I first discovered National Novel Writing Month (fondly known as NaNoWriMo or the Month of No Sleeping) in October of 2002, and was immediately drawn to the challenge. I’d written one novel-length project prior to this, much more slowly! Despite having both a seven-year-old and a two-year-old in the house, I was determined to succeed, and managed (mostly by way of getting up an hour early every morning and stumbling, bleary-eyed, to the computer) to write the requisite number of words. I did not get to “The End” of that first NaNoWriMo novel, but I was thrilled to have written that much.
I was pumped to participate again in 2003, which is when (using the same strategy) I wrote the first draft of a science fiction novel I titled One`s Aspect to the Sun. One significant difference that year was that I achieved two things—I wrote the 50,000+ words, and I wrote “The End.” I had a first draft with a complete story arc.
It was, as are all NaNoWriMo novels, only a first draft. I’m a discovery writer, not an outliner, and I tend to write what Stephen King calls the “all-story draft,” which is a fairly straight-line, plot-driven, beginning-middle-end, sparse in description or embellishment. But with a complete first draft—complete being understood as different from finished—I had something to work with.
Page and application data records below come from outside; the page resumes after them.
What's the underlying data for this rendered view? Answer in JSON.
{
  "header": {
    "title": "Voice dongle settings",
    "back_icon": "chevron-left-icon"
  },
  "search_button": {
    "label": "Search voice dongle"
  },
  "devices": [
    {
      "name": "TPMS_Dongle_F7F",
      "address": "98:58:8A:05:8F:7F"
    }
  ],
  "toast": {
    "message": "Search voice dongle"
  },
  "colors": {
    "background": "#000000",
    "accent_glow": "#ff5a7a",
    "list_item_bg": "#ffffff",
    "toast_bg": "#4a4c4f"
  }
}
I put the draft aside for several months, and when I re-read it later, I still liked it. I felt that the story had good bones, and I liked the characters who inhabited it.
With two young children and plenty of other commitments, I didn’t sit down to work on a rewrite until later in 2004. I had decided that I’d enter the manuscript in a regional competition for unpublished work. I made several passes through the manuscript, focusing first on strengthening the plot, then the characters, and finally on polishing the language. I enlisted a couple of trusted proofreaders to check my work, and sent the manuscript off. Then I waited.
Waiting figures largely in the history of the manuscript over the next several years! Almost a year later, the competition results came back—my novel had been awarded second place, which was very encouraging. The judges’ feedback gave me guidance for another rewrite of the novel, and I set to work adding an entirely new subplot and substantially changing and enhancing the character relationships. The manuscript by this time had grown to about 70,000 words. After a lot of reading and research, I thought it was time to query agents.
Remember that “waiting” I mentioned? By the time I had gathered a collection of form letters, almost-form letters, and one phone call with an agent who said (only marginally helpfully) that the manuscript was “not quite ready,” it was 2008. I took stock. I still believed in the story and the characters. (In the intervening years I’d done NaNoWriMo faithfully every year, and written one sequel to One’s Aspect to the Sun.) It was time for another rewrite!
This time the manuscript expanded to 81,000 words. I submitted queries directly to publishers, and had one request to send the full manuscript. FINALLY! I sent it off with high hopes.
And got a request for a rewrite. I did that.
By now it was 2012. I’d had correspondence with that publisher over the course of those years—but with one delay and another I finally decided that it was time to withdraw the manuscript. That was a difficult decision! But I felt that a publisher who was really excited about the story would have moved on it by that time.
On an impulse I queried an editor who had read the manuscript years previously and now headed her own small press. The reply came within fifteen minutes—she would very much like to read the manuscript again.
That was Margaret Curelas of Tyche Books, and after one more rewrite, One’s Aspect to the Sun was accepted for publication. The time from that submission to publication will be just sixteen months. It will go on sale in early November this year, exactly ten years after I wrote the first draft.
Ten years! I used to wonder how it could take ten years to get a novel published, and now I know. Busy lives, many rewrites, a slow-moving publishing industry, and personal decisions all play a part. Once you find the right editor, things can move quickly. Getting to that point can take a while.
The important things to take away from my story, I think, are these: finish the novel, either during NaNoWriMo or as soon as you can afterward, while your momentum is high. Be willing to rewrite and revise—once, twice, ten times if necessary. Until you are sick of reading it, but will still read it again if that’s what it takes to get it right. Listen to feedback, from friends, fellow writers, editors, agents—wherever you can get it. And don’t give up on a story you love. With determination, hard work, and maybe just a little bit of luck, you will find it a home.
About Sherry D. Ramsey
Sherry D. Ramsey is a speculative fiction writer, web & indie publisher, jewelry-maker and self-confessed internet geek. She lives in Nova Scotia with her husband, two children, and two dogs, where the rest of the family is also creative in various ways.
She interacts with fellow members of the species Homo scriptor through the Writer’s Federation of Nova Scotia, SF Canada, and other workshops and writing groups both online and off.